Rob Bell is another in a long list of pastors, theologians and Christian writers who have defaulted to the love motif for resolving what he considers the perceived injustices of the God of the Bible; that is, the God of love who allows humans to suffer eternally in hell.
Most notable in this list of Christian writers is the late Joseph Fletcher, an Episcopal theologian whose controversial book, Situation Ethics: The New Morality, published in 1966, opened the door to social as well as Christian ethical relativism. Fletcher, unfortunately, was only partially right. While attempting to validate biblical love as the means by which all moral and ethical decisions should be based, he ignored other important precepts of biblical truth. The primary flaw in Fletcher's argument was that he failed to define biblical love, other than attaching the Greek meaning of the word agape. Biblical love, even agape love, requires biblical definition within the context of biblical revelation, and biblical love can only be defined by biblical truth. Without absolute truth, love cannot be absolutely defined. As in the case of so many Christian writers who default to the love motif for answering perceived biblical inconsistencies, making love the exclusive fallback position almost always sacrifices biblical truth in the process. The irony is that in doing so, these Christian writers bring themselves down to the level of humanists, philosophers, philanthropists, song writers, celebrities and mystics whose mantra is "What the world needs now is love, sweet love," and promote love as the solution to all the world's ills.
Ted Haggard, the disgraced ex-pastor of a 14,000 member Colorado megachurch, has announced in a press conference that, in spite of a promise not to do so, he is planting a new church in his home town of Colorado Springs.

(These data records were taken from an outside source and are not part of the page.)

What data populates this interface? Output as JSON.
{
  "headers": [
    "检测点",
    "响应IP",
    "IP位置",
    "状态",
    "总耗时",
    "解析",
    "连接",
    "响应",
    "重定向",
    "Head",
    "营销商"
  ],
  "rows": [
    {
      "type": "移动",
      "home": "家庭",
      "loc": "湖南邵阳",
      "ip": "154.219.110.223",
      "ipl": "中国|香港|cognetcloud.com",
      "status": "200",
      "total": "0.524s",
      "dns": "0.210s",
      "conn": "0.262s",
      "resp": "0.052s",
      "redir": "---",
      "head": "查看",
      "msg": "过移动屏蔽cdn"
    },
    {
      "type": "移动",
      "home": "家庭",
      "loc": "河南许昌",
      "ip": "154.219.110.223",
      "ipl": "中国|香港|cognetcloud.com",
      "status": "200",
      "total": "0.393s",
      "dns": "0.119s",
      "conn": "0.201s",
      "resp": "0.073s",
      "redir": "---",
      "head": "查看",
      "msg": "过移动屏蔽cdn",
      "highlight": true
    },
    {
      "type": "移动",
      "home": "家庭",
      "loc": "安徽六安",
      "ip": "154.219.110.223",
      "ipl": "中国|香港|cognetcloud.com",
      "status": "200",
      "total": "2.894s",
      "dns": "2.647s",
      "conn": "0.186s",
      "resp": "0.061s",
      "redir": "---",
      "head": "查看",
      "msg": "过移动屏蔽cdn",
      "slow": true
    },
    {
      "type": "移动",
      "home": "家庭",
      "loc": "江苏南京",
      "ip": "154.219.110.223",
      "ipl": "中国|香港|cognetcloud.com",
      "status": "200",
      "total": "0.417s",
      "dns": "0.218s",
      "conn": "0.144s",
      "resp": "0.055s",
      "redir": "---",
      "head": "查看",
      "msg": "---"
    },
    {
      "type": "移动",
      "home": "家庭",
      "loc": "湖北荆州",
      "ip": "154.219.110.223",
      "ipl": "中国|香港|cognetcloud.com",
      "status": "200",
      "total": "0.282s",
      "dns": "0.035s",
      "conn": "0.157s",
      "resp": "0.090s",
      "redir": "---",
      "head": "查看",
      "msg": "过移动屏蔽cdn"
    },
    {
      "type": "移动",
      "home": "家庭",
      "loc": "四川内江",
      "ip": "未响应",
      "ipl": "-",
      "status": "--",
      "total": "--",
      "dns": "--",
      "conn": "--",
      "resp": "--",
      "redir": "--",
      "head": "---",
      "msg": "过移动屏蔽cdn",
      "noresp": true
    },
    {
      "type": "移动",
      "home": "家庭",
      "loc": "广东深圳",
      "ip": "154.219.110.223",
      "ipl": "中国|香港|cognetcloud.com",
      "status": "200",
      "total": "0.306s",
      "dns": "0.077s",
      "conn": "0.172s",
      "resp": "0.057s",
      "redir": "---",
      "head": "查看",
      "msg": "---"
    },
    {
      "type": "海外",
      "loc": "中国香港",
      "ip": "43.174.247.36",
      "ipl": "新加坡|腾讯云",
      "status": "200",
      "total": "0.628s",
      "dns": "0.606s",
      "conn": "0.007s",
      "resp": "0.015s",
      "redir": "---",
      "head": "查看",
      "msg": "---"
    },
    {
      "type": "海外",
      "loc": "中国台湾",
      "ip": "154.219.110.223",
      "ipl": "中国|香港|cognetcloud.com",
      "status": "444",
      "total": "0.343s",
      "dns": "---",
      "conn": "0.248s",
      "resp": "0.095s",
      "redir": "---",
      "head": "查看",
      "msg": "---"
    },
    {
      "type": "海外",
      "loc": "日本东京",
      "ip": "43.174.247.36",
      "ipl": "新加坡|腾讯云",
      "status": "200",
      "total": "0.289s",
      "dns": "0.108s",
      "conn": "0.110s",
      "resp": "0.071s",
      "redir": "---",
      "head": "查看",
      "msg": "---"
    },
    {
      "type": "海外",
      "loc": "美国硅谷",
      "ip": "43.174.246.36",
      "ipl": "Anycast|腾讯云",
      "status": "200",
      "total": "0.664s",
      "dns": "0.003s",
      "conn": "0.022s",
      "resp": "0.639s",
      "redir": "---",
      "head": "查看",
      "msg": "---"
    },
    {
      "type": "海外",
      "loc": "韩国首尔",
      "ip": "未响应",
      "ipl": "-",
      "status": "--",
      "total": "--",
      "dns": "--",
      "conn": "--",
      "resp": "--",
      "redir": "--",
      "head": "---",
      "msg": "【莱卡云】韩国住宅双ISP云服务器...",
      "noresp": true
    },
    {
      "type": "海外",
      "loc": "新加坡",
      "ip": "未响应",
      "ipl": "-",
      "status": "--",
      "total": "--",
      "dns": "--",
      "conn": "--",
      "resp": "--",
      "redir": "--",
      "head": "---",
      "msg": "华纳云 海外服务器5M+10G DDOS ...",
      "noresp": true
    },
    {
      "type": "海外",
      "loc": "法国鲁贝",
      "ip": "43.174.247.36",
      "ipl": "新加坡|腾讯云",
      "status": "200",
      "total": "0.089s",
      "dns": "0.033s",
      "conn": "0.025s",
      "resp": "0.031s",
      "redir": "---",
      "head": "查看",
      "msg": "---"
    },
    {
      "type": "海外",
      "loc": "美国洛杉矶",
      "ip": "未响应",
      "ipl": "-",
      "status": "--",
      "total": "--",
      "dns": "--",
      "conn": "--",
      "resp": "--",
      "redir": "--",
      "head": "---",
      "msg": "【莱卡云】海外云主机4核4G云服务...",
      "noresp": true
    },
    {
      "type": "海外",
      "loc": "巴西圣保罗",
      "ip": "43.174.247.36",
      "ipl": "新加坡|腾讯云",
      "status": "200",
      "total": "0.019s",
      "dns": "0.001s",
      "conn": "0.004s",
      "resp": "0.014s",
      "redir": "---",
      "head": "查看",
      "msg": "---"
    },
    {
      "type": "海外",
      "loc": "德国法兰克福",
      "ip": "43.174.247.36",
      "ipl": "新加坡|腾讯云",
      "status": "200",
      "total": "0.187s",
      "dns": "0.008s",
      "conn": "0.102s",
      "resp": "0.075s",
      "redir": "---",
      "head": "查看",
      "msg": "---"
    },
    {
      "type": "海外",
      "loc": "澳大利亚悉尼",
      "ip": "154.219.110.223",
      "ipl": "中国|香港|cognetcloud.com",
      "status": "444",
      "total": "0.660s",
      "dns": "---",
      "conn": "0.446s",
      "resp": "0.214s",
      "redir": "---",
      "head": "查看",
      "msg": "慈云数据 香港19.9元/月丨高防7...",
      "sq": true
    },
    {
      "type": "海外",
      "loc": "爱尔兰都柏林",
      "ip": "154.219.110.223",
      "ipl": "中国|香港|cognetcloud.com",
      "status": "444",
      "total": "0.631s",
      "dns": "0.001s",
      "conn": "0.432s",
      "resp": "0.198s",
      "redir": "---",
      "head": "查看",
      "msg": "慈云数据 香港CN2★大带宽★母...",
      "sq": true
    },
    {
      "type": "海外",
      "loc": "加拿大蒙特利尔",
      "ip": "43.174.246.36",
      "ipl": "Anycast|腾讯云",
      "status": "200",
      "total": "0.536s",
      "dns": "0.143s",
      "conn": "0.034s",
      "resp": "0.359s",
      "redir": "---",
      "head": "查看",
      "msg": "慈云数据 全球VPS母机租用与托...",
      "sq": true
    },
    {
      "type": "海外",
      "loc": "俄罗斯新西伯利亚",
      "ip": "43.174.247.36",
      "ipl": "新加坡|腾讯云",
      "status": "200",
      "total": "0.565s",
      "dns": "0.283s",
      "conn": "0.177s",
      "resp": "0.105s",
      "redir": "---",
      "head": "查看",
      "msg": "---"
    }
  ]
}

On his website, he writes, "St. James Church is for anyone, and I do mean anyone: Democrats, Republicans, Independents and those who go to Tea Party rallies. If you are straight, gay, or bi, I want to walk through the Scriptures with you. If you are black, white, Hispanic (sic), native American, or a confusing combination, you are welcome here. Those working to overcome their sex or drug addictions, St. James is for you"¦. Adulterers, Ex-con. Everyone is welcome."
Few of us who have followed Haggard's fall of shame in the last few years are surprised by this announcement. And there is a very good reason why: Christian or not, evangelical or not, Ted Haggard is the poster child of a classic pathological narcissist.